» ACTIVITY: Scan the lines below for "selected" and copy the matches.

++++++

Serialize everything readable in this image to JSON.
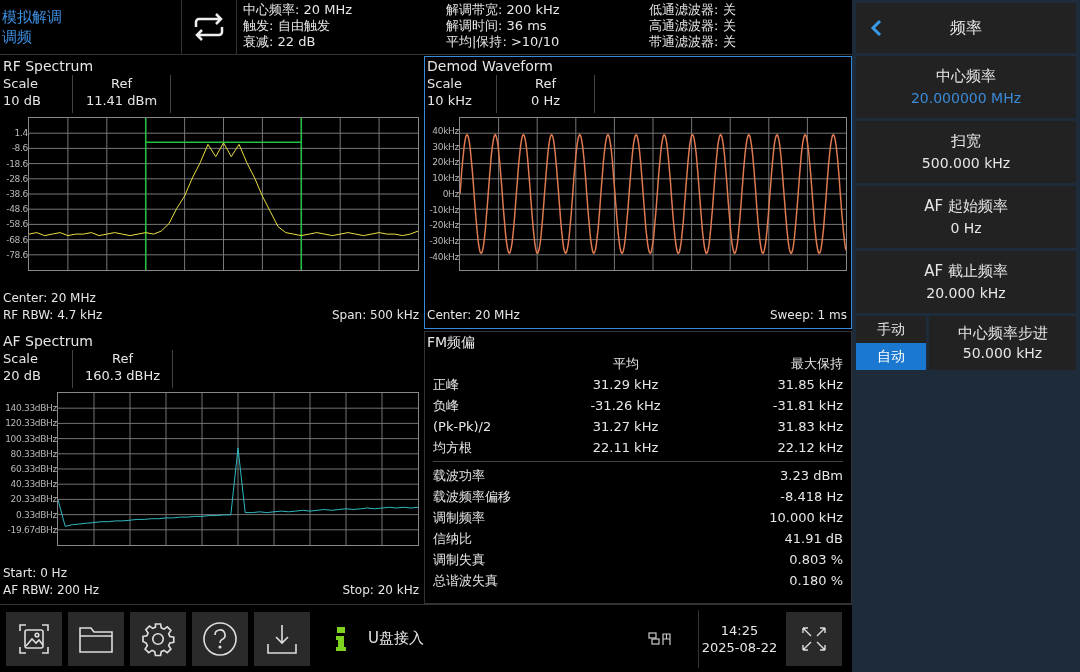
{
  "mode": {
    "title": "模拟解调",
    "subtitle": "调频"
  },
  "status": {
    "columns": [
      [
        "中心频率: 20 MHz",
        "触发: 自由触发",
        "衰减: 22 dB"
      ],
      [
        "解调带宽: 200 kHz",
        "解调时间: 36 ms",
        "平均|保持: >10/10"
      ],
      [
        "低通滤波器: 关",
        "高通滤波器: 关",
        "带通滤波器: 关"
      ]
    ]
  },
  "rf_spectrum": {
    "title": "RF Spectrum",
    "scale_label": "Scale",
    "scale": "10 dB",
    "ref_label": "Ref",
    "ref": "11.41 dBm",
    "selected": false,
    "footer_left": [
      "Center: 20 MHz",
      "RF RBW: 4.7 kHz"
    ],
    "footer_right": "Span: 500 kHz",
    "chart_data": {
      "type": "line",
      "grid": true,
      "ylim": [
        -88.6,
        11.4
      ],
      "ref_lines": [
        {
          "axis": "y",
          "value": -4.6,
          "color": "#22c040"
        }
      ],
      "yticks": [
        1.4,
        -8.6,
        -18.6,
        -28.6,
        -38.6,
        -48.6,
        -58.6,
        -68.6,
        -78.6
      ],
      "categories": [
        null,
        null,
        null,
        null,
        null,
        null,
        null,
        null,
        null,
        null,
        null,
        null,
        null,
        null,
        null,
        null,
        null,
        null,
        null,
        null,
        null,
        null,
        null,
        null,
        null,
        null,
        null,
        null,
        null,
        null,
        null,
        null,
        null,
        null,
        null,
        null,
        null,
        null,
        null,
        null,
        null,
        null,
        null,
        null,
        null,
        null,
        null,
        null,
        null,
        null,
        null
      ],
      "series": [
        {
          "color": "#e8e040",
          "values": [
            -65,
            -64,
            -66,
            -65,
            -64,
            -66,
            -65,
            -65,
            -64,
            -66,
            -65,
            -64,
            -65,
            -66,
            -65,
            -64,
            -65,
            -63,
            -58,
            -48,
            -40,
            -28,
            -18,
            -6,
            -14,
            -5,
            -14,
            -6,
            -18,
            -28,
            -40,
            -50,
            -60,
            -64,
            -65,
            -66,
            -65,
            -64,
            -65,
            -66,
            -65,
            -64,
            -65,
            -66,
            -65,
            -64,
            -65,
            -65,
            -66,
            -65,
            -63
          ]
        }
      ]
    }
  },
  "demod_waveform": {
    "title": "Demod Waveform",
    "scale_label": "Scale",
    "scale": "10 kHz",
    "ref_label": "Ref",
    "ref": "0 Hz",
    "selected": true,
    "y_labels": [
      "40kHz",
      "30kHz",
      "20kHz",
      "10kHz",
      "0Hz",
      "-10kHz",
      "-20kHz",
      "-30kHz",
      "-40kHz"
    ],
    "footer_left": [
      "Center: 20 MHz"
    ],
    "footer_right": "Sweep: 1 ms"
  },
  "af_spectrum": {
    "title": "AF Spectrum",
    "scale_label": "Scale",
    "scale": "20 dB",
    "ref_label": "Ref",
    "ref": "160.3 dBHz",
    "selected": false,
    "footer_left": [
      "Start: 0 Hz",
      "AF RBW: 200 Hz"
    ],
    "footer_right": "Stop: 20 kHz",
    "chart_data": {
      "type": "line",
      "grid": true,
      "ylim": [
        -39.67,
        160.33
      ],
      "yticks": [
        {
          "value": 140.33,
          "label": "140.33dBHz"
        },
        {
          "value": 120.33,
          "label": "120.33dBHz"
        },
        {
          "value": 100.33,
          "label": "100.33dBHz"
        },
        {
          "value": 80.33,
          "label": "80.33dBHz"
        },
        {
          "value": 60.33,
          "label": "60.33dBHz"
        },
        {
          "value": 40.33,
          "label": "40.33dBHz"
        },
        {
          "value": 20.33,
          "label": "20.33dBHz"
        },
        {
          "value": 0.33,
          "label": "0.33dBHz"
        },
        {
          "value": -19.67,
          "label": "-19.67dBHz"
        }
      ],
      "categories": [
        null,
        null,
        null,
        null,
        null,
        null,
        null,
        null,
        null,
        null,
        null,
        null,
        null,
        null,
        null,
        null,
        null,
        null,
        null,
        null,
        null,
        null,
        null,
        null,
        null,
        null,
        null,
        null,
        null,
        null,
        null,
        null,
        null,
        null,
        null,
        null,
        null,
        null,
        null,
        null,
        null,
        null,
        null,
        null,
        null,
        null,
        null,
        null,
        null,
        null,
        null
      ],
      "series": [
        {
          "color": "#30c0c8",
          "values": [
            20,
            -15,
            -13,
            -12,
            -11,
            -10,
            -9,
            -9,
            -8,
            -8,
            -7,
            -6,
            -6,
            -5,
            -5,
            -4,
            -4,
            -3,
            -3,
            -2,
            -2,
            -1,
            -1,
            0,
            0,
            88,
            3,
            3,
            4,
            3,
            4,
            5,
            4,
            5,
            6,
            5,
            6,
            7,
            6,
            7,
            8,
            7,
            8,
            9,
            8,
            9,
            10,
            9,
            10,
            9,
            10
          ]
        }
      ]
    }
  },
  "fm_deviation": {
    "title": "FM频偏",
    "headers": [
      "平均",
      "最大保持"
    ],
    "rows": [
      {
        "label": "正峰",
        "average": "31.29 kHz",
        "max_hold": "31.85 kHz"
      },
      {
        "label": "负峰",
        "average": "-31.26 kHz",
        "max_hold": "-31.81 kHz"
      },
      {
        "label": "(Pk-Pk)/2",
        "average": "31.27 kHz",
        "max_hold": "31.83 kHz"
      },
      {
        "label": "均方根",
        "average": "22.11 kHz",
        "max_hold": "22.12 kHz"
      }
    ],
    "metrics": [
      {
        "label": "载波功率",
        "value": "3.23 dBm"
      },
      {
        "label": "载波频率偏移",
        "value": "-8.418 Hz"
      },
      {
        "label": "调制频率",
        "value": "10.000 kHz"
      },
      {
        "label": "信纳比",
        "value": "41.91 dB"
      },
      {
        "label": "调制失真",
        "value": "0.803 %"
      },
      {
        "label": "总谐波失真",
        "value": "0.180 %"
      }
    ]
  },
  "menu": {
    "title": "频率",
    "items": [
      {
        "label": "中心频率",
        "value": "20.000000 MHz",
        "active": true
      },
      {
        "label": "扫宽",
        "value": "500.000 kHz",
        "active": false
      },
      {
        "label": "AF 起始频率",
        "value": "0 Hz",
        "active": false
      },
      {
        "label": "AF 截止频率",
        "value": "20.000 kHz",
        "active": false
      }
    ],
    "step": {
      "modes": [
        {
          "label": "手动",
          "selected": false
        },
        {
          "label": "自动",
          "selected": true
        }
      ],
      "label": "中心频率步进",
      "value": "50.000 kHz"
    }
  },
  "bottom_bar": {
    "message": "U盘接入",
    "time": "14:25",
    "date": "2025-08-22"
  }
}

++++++

» RESPONSE AREA:
    "selected": false,
    "selected": true,
    "selected": false,
          "selected": false
          "selected": true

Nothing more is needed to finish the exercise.